Someone mentioned the idea of marriage insurance to me recently in the context of a discussion about the value of marriage for our society. It struck a chord and got me thinking.
Marriage is a fundamentally good thing for the world. Even a cursory glance at the research reveals this truth in an overwhelming manner. However, because marriage has been around for millennia it has that kind of “obviousness” which means it can be easily taken for granted.
When I was working in family therapy I would sometimes provide counselling to couples whose marriages where in crisis, or had sadly ended. In the vast majority of these situations a very similar experience was described.

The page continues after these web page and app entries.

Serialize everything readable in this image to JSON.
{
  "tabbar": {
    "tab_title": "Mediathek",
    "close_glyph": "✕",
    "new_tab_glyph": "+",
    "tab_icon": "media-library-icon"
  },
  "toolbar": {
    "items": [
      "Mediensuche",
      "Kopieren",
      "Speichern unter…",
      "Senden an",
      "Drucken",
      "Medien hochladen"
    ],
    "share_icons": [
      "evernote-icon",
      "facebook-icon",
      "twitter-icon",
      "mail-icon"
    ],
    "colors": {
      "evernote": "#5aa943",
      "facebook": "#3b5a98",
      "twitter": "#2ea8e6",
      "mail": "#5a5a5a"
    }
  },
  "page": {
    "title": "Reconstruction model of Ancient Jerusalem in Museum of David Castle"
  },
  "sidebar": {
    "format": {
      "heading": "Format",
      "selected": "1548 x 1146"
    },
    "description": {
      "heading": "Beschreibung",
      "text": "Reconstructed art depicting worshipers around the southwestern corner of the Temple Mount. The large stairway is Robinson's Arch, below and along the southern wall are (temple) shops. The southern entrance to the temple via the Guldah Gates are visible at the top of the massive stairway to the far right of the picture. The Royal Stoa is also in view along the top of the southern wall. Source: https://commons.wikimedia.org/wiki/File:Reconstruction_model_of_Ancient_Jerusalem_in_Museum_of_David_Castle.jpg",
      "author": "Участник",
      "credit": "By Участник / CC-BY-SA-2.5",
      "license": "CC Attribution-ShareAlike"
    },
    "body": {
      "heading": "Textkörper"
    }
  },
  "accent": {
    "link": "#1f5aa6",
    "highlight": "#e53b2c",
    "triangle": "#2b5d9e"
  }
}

While not in any way minimising the impact of major incidents of betrayal or abuse, which are sometimes a part of the experience, clients would almost always talk about the incremental, slow, and almost hidden way, in which their marriages got into trouble.

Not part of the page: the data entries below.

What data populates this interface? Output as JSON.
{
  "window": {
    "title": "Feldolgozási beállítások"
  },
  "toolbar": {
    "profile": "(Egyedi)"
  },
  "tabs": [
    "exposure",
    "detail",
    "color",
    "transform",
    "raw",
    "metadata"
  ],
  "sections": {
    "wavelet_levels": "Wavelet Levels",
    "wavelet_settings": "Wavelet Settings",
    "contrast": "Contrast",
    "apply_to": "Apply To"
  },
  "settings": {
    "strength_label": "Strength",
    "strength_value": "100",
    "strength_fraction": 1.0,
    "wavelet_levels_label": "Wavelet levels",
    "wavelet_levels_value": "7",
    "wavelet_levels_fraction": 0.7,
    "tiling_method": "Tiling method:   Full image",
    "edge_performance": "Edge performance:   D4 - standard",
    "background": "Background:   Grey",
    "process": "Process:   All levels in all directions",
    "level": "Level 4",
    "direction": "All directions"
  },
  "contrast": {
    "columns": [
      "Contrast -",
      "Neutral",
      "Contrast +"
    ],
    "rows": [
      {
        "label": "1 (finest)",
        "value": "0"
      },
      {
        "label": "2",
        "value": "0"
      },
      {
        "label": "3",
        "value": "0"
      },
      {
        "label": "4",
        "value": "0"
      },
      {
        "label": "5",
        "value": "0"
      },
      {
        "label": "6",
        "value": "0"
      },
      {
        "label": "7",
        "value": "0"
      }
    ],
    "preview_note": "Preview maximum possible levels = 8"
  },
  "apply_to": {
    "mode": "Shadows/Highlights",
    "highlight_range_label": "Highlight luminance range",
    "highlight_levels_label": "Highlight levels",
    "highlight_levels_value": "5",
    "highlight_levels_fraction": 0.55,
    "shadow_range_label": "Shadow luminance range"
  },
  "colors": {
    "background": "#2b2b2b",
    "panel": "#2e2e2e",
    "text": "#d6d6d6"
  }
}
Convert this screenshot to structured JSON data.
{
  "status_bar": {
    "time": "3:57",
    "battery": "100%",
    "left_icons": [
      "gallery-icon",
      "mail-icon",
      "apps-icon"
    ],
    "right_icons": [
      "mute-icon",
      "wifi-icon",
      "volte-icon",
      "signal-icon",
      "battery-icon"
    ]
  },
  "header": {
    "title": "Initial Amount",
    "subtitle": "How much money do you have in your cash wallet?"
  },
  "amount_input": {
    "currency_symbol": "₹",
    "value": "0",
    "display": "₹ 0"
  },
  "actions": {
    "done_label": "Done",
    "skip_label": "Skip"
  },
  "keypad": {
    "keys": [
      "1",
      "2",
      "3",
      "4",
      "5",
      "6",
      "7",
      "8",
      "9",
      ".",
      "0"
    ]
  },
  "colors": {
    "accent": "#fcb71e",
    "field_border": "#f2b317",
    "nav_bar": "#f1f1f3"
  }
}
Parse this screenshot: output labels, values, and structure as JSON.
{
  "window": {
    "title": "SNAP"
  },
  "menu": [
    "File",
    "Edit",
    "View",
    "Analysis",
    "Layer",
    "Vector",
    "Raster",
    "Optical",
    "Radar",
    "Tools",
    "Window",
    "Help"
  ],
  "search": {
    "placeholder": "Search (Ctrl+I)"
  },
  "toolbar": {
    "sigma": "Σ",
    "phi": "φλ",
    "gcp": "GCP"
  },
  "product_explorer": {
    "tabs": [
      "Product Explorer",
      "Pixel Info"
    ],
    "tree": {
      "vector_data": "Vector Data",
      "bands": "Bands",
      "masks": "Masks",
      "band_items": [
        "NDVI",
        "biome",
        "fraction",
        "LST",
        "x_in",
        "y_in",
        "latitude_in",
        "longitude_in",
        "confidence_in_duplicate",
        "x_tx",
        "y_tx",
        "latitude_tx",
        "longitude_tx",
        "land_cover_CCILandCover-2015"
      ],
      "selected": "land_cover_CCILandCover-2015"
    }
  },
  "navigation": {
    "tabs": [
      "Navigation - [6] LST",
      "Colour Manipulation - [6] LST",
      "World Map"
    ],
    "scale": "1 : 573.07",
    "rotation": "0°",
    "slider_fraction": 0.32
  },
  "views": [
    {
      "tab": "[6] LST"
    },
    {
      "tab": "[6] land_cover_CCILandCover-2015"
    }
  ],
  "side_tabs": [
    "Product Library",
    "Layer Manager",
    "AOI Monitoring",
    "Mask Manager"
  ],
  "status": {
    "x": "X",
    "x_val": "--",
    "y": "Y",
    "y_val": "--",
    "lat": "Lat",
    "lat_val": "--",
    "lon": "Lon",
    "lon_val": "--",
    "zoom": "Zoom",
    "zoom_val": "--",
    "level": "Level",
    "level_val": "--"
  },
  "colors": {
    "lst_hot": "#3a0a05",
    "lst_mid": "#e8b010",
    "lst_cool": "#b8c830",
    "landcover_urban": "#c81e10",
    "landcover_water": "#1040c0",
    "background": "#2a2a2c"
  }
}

It was the everyday decisions, which seemed inconsequential at the time, which formed a part of a steady trajectory of not protecting and not nurturing the marriage relationship. Over years, this resulted in the relationship becoming starved of life or the resilience it needed to survive a major incident.
After 15 years of marriage I know it to be the greatest treasure in my life. However, I also know my own capacity to take my marriage for granted.
I am blessed with a wonderful marriage relationship with Branka, and we get on well and enjoy each other’s company, however I am aware that this can lead to a false sense of security.
While I am intentional about investing in having house insurance, car insurance and health insurance, how intentional am I about investing in insurance for my marriage? Recently I had a wonderful opportunity to be reminded about this in a very unique context.
This year Archbishop Christopher Prowse asked Branka and I to represent the Archdiocese at the World Meeting of Families in Philadelphia in September. While we were deeply honoured and delighted to be asked to do this, we realised that it meant being away from our four young children for two weeks. We wrestled with the emotional and practical requirements of this, and with lots of encouragement from family and friends we left them behind and joined the Australian group for a two-week pilgrimage, which culminated with a weekend with Pope Francis.
While we would have loved for our children to have had the pilgrimage experience with the other families, we also quickly realised the incredible gift we had with being on pilgrimage together, just as a couple, for two weeks. Suddenly in our crazy busy lives we had these two weeks where we were able to pray together, experience pilgrimage, see the Pope and just spend time reconnecting in our marriage.
The time together, with many opportunities to learn from world leaders on marriage and family was a powerful renewal. What a unique gift at this stage of life for us, and what a powerful reminder for us about our need to find ways to keep this type of investment up in our day-to-day lives.
If you are interested in exploring some powerful ideas for how to go about doing this in your marriage then I would highly recommend the resource from the Marriage Resource Centre called “The Ambitious Couple” (Info: here)